Material science is very important and interesting on our living-life and intelligent curiosity. Relationships between structure and function of target materials enable to more search and newly create the objects. The X-ray and synchrotron radiation are powerful tools to elucidate characteristics of the materials, furthermore the neutron is a best partner of X-rays to our purposes. This series will introduce the technique of neutron using, and its scientific development in terms of the probe of the neutron. The first is giving a lecture for the generation of the neutron from a reactor or an accelerator, and a new facility of a pulsed-neutron source with some instrumentation.
Researches of crystals consisting of IVth group element (C, Si, Ge and Sn) polyhedra are described. Fundamental concept for understanding the structure and the electronic properties of the polyhedral clusters and crystals is given. The different structure of the crystals of C and Si is emphasized focusing on van der Waals and covalent characters. Applications of cluster crystals colored by elemental isotopes are also demonstrated in connection to materials science and future electronic devices.
Proteins are encoded in genes in living organisms and play a wide variety of functions in life. X-ray crystallographic technique has provided a solid base for understanding their 3-D architecture. However, relatively little information has been extracted from these studies about their dynamics, because the 3-D structural information is essentially static. In order to understand the mechanistic details of how proteins function, it is crucial to know the dynamics of events that give rise to their designed functions. Recent progress in cryogenic techniques and/or time-resolved X-ray diffraction at synchrotron radiation facilities enables“watching”the collective motions of proteins that closely related to the protein functions. Here I review the instrumentations and feasibility of the protein dynamics research with protein crystallography.
The uniaxial strain method developed by us is a unique method to compress a crystalline sample along desired direction without involving Poisson's effect. This is one of the suitable methods to investigate the relationships between the crystal structure and electronic properties in“soft”organic conductors. Crystal structure analyses of the organic superconductor, α- (BEDTTTF) 2NH4Hg (SCN) 4, are presented as an example.

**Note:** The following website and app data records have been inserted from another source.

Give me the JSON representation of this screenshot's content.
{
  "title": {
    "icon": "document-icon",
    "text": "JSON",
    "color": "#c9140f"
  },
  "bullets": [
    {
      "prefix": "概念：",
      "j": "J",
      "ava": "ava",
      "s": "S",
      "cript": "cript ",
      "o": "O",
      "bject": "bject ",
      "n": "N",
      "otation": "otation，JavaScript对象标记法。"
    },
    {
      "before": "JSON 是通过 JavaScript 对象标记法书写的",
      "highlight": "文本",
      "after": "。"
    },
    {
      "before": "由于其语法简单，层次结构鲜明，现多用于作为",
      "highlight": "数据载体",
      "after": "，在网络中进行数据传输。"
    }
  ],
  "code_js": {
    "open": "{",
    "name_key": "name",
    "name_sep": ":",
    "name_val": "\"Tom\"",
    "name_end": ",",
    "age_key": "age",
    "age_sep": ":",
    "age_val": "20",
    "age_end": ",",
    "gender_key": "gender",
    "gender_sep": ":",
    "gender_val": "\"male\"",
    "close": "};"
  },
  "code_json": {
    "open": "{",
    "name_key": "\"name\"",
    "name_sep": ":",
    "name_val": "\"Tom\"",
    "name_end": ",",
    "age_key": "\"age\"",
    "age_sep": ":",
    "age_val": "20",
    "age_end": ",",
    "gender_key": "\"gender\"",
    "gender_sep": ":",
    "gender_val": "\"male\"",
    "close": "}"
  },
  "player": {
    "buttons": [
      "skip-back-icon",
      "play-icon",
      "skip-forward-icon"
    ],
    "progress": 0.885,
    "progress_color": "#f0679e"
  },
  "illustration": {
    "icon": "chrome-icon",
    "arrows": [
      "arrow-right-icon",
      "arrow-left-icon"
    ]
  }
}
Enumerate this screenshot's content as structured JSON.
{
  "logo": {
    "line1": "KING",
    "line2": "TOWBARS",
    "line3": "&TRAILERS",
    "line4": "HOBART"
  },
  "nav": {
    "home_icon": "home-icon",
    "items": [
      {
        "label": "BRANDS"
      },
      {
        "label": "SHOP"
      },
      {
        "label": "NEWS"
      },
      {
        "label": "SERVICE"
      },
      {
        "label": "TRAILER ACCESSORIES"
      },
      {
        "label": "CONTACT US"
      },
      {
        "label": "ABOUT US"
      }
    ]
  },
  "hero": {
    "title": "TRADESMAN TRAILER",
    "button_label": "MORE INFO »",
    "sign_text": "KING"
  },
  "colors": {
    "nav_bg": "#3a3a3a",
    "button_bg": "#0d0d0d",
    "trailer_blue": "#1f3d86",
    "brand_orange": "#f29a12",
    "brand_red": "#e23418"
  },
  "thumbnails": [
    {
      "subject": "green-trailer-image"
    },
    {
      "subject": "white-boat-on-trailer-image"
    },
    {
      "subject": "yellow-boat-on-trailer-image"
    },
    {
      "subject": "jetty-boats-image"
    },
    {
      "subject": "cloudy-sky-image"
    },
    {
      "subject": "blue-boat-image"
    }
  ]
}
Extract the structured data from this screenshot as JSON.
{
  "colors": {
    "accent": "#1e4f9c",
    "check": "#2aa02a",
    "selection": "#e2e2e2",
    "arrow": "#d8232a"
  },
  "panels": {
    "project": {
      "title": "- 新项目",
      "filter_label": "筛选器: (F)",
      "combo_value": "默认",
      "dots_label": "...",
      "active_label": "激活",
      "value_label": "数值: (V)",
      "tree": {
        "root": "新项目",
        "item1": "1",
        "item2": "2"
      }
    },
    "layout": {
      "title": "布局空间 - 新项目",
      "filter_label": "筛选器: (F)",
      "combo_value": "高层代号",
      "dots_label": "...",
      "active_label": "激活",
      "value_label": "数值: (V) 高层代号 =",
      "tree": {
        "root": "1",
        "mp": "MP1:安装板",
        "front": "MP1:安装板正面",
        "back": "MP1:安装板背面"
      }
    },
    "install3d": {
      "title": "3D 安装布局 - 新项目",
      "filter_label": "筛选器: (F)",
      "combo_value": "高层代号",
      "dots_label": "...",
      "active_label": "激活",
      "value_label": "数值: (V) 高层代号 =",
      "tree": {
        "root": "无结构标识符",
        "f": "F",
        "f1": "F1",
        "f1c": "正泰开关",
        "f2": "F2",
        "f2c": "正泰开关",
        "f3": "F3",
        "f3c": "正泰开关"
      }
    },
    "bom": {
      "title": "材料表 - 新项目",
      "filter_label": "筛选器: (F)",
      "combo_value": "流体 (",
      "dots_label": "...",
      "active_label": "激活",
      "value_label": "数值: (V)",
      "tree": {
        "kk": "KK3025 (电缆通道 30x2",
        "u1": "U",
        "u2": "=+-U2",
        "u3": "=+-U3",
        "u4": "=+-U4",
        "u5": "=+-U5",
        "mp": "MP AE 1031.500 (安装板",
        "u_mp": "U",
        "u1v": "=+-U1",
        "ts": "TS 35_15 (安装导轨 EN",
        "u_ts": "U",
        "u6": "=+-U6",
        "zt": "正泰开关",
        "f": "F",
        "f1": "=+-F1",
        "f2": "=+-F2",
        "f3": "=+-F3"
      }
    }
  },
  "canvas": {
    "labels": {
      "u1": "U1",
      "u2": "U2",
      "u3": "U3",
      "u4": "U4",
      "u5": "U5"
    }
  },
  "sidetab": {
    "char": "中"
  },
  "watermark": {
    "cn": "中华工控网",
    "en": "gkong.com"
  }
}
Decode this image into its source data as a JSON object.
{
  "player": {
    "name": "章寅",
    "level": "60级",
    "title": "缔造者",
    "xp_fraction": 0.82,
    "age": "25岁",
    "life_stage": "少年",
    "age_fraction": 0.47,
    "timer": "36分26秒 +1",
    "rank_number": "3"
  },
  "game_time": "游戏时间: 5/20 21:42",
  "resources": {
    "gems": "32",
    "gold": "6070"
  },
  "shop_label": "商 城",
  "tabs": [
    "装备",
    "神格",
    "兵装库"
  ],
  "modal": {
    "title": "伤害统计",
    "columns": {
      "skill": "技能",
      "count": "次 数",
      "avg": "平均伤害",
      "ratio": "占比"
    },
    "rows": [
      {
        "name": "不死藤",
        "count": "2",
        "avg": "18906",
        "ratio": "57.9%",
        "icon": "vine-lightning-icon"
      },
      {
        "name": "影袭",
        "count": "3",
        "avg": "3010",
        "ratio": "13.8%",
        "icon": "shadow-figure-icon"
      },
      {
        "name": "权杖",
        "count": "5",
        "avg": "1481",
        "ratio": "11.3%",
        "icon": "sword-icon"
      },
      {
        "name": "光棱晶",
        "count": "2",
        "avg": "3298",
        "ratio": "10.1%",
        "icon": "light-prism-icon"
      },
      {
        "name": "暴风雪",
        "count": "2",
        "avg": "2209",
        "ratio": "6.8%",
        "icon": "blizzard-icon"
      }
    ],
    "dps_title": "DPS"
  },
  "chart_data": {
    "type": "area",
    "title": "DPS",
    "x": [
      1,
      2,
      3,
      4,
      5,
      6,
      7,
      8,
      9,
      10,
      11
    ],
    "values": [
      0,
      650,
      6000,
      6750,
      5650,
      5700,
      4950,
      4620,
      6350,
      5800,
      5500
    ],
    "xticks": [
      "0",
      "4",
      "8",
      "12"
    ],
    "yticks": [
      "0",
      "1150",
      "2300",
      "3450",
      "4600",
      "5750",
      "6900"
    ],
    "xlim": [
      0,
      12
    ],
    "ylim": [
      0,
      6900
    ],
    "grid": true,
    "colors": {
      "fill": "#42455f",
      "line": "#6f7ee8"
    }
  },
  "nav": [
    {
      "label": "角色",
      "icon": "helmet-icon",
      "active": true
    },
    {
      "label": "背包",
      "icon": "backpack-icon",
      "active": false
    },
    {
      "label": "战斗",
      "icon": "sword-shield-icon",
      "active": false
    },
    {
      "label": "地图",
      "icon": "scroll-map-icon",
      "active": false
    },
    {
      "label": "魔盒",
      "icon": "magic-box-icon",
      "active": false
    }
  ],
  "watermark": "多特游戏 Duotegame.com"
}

Hydrostatic pressure is a useful parameter to control protein crystallization. One can change the solubility of protein crystals quickly by changing pressure. Information about the hydration of the specific surfaces of protein molecules can be obtained from the pressure dependency of solubility. When a protein molecule is hydrophobic or when its molecular volume in a solution is significantly larger than that in a crystal, applying high pressure is expected to be an effective method to promote crystallization. Pressure also affects the growth kinetics of protein crystals. Dependency of a growth rate on a driving force for crystallization was measured on typical proteins and analyzed using a two-dimensional nucleation growth model of a poly-nuclei type. High-pressure effects on growth kinetics could be explained by changes in a surface free energy, an activation energy and an average distance between kinks. Common understanding, however, has not yet been obtained for growth kinetics.
The crystal and magnetic structures of an ordered double perovskite, Ca2FeReO6, were studied by high-resolution neutron powder diffraction as a function of the temperature from 7 K to 550 K. All of the diffraction data were precisely refined by the Rietveld method, and we confirmed a structural phase transition at around 140 K where the metal-insulator transition occurs from ferrimagnetic metal (FM) to ferrimagnetic insulator (FI) phases. At this temperature, there exists a change in the distortion direction of [ReO6] octahedra together with a spin reorientation, which strongly supports the occurrence of orbital ordering of the t2g electrons. FM and FI phases coexist in a narrow temperature range at around 140 K, which is typically seen in the first-order phase transition. A phase separation was not detected in our well-characterized sample.
Ab initio molecular orbital calculation is becoming a powerful tool for studying inter-molecular interactions in crystals. The effects of basis set and electron correlation and the performance of density functional methods are reviewed. Model chemistry calculations and classification of intermolecular interactions are briefly mentioned. Some examples of high-level ab initio computations of intermolecular interactions are also presented.